We usually call for a layer of fiberglass cloth on the outside of the larger boats. This is not so much for structural reasons as for weather resistance. A glassed plywood boat can last a very long time. Any of the boats can be glassed or not, it's up to you (we suspect most people glass the larger boats, and not too many the smaller ones).
We use a layer of 4oz. to 6oz. cloth and polyester or vinylester resin on our boats. Many people prefer to build our boats using epoxy resins (and glues); we don't. They're arguably more toxic (some people build up a bad allergic reaction to epoxy which doesn't happen with the polyester resin), they require precise mixing, and they're not as UV resistant. We prefer other resins than epoxy, but that's our choice. The epoxy products will work fine if you prefer them. The resin of choice at Stevenson Projects is vinylester (or perhaps the new AME). Vinyester used like polyester, but has some better properties. The problem is finding it in small quantities, however West Marine is starting to carry vinylester in 5 gal. amounts.
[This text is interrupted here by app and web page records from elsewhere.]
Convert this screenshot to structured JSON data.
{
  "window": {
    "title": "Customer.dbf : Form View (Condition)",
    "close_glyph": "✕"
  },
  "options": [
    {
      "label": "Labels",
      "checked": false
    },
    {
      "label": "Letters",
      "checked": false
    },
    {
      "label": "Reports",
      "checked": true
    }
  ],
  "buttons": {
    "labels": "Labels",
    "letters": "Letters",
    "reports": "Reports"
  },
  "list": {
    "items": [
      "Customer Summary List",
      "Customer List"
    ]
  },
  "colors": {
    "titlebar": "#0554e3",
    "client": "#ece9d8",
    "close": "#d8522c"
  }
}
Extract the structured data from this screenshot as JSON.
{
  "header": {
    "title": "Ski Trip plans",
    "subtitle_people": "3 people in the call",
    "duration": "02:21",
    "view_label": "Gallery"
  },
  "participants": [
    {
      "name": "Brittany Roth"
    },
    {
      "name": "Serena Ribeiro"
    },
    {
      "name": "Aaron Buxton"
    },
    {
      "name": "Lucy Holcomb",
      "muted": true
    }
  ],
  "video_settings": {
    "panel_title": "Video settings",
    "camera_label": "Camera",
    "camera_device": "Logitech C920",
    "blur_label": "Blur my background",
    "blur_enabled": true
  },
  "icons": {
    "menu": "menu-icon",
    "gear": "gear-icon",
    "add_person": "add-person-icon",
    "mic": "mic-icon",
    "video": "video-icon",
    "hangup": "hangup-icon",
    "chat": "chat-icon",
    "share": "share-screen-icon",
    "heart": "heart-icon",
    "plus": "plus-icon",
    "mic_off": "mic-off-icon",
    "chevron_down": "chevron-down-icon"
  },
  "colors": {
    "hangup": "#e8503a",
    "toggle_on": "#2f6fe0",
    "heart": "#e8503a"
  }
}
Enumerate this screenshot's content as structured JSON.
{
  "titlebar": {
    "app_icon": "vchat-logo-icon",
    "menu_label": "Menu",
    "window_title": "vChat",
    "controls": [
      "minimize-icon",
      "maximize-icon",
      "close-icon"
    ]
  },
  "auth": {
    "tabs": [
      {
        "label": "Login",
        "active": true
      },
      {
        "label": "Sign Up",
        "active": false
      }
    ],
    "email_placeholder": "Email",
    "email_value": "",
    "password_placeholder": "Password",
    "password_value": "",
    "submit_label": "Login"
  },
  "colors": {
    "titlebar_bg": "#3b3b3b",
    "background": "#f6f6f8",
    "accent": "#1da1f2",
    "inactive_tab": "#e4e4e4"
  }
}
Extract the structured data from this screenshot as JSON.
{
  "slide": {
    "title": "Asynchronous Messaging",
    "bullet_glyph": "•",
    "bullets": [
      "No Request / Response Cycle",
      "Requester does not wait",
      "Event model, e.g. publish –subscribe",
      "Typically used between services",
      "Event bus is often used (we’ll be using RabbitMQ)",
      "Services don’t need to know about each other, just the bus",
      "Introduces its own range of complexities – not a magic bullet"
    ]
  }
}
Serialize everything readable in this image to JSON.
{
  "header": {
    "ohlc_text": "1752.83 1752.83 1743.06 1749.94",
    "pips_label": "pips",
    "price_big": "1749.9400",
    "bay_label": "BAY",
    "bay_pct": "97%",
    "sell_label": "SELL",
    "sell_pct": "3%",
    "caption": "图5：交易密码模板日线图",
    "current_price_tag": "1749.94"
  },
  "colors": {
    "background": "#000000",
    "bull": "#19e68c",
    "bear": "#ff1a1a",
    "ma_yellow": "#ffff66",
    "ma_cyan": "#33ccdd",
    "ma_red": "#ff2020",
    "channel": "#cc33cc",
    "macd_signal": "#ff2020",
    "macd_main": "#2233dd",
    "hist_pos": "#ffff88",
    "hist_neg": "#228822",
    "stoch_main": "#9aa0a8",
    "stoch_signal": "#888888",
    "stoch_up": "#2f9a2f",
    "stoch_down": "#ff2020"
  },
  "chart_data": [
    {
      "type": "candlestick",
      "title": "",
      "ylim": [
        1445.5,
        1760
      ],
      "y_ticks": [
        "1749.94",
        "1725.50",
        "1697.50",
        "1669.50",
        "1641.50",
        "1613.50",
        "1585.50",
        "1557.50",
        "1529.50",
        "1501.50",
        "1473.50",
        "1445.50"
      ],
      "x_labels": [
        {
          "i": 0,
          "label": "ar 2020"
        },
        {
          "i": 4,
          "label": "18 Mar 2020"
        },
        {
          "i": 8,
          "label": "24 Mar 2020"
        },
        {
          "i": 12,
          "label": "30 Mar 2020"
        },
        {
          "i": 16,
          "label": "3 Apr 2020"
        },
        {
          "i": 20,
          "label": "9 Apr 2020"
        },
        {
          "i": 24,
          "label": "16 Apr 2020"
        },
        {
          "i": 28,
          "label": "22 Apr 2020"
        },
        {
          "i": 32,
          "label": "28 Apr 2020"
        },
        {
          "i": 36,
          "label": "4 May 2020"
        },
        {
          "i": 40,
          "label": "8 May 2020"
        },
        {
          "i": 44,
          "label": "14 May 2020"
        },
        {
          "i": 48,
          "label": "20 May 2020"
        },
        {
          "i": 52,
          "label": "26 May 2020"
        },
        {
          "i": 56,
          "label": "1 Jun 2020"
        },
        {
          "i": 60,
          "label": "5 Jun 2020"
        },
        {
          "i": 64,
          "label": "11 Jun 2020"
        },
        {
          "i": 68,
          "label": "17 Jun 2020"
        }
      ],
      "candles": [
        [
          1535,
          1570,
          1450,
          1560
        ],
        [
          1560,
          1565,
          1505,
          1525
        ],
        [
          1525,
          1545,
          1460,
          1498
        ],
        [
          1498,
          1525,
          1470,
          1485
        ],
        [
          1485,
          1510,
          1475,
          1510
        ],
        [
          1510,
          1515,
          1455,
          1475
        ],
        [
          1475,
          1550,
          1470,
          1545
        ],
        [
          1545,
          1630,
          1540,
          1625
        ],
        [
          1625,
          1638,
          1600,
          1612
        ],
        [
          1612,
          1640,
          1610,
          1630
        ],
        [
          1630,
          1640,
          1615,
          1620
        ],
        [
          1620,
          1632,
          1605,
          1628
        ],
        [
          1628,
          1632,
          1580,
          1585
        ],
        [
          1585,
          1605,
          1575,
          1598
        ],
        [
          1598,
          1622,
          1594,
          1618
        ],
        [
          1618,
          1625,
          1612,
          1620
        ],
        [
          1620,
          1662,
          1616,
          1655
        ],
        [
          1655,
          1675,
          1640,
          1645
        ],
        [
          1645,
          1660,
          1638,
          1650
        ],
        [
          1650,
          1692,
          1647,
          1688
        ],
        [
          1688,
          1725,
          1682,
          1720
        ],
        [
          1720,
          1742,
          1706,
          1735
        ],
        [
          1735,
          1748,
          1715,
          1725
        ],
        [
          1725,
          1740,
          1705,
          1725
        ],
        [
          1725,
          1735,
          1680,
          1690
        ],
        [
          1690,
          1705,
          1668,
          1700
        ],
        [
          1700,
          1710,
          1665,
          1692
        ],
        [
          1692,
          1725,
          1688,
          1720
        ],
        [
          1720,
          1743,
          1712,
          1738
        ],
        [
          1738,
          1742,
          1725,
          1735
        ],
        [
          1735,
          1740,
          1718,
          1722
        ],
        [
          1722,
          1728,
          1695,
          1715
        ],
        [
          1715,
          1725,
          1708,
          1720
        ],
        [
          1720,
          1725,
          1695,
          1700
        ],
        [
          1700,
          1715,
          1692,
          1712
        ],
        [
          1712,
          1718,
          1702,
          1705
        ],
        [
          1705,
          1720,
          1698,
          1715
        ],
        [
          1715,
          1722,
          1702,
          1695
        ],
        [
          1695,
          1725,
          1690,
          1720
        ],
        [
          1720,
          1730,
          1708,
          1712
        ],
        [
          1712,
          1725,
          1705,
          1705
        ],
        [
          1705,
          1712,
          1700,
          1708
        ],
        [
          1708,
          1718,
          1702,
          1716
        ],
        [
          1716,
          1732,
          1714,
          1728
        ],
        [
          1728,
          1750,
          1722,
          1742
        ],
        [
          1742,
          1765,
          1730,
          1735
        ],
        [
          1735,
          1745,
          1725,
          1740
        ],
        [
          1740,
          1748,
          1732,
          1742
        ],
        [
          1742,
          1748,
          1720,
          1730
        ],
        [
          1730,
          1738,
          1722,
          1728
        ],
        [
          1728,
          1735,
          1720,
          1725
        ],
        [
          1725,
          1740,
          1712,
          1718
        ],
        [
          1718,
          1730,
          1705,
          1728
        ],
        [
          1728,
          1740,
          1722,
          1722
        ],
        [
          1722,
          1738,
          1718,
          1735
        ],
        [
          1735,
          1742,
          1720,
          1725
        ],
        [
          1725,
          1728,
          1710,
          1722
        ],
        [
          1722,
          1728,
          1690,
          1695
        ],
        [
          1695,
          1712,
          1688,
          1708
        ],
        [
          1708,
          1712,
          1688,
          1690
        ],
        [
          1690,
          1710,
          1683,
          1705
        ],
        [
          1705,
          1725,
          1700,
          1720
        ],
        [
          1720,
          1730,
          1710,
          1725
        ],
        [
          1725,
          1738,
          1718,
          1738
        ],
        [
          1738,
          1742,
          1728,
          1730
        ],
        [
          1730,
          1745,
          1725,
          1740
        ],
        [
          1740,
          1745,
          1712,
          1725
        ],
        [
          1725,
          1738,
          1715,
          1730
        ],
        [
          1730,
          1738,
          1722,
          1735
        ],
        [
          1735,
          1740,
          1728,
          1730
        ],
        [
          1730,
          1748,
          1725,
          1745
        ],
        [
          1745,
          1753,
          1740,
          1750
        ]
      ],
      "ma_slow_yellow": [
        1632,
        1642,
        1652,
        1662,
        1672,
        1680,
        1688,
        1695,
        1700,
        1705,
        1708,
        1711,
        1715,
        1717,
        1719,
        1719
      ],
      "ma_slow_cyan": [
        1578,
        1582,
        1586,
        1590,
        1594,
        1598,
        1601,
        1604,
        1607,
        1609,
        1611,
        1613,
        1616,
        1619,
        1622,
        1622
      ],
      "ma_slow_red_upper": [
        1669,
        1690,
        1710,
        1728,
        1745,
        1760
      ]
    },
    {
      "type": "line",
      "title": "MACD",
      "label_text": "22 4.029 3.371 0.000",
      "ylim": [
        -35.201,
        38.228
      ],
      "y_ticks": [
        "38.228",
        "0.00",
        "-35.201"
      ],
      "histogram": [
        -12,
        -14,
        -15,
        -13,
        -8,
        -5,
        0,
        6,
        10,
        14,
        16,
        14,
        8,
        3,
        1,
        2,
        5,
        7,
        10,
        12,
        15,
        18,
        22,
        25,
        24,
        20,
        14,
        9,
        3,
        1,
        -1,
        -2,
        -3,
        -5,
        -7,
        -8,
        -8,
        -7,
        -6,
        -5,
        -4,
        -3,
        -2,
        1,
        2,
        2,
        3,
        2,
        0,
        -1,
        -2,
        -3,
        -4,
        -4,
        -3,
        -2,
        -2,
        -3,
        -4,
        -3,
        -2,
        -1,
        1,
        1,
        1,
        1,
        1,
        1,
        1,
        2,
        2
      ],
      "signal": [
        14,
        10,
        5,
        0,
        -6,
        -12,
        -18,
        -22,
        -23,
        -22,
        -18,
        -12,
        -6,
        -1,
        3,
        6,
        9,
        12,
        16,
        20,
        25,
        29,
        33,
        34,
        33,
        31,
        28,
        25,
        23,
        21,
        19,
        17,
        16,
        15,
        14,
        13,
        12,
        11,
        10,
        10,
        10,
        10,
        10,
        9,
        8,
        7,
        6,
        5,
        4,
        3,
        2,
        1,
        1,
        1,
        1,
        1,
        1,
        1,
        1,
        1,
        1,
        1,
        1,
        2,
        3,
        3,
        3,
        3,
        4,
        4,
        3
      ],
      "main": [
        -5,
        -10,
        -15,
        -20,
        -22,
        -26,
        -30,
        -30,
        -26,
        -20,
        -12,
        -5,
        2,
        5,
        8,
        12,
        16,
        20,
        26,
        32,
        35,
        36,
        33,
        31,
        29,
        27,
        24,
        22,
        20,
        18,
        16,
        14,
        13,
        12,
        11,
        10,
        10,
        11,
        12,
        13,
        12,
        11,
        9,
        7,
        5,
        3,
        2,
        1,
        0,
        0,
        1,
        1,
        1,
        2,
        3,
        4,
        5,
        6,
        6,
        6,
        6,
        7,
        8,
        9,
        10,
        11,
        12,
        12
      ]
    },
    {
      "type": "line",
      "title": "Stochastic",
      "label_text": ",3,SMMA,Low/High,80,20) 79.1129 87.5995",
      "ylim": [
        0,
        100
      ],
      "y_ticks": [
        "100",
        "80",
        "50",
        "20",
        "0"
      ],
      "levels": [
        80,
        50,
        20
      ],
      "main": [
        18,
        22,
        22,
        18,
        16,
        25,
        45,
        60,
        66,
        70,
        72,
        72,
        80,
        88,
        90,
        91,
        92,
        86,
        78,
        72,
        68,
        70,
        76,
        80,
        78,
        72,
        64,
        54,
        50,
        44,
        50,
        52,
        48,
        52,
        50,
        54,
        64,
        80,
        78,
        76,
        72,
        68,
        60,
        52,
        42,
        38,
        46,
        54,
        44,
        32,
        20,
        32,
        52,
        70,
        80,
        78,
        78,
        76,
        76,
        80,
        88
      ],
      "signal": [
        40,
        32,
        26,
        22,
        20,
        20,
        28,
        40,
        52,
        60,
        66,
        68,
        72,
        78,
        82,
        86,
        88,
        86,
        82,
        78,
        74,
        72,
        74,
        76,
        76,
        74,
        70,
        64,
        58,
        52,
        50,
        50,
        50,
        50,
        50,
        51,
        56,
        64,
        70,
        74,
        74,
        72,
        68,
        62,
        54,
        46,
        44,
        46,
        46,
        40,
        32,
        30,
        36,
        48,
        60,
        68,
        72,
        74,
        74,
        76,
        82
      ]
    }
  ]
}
As noted at the beginning of this question, the glass and resin (of whichever type you chose) adds weather resistance and some strength (and weight), but can be left off if you're trying to cut costs to a minimum. Most people chose to glass their boats though.
The whole epoxy vs. polyester debate should be kind of moot if you use AME. AME stands for Acrylic Modified Epoxy, which is used like the old polyester (it wets out easier, uses MEKP catalyst, etc.) but it's an epoxy! Whateverhopefully now we can stop worrying about the various virtues of one system over the other. Just get building! Beter boatbuilding through chemistry...We have yet to try AME on one of our boats, so we can't give it an unqualified endorsement, but from what we've heard it sounds like the choice for our next boat project.
Fiberglassing is not as hard as it might sound if you know a few tricks: dry fit the cloth so that you can get the major wrinkles out before you start catalysing anything! Use a paint roller (not a foam roller, as we found out the hard way!) to get the resin on in a hurry. You want to move fast, so slop it on with a roller and then get fancy with a brush to get the details. A squeegee can be used to get rid of excess resin (helps find air bubbles too), but don't try to get the cloth too dry. The wood will soak up a bit of resin before it cures. If you get the fresh resin and cloth all nice and dry, you'll come back in an hour and wonder why your cloth is too dry. We're not going for maximum strength here, just a layer of glass to help protect the boat. The Weekender video shows how to fiberglass if you think you want to see an example first.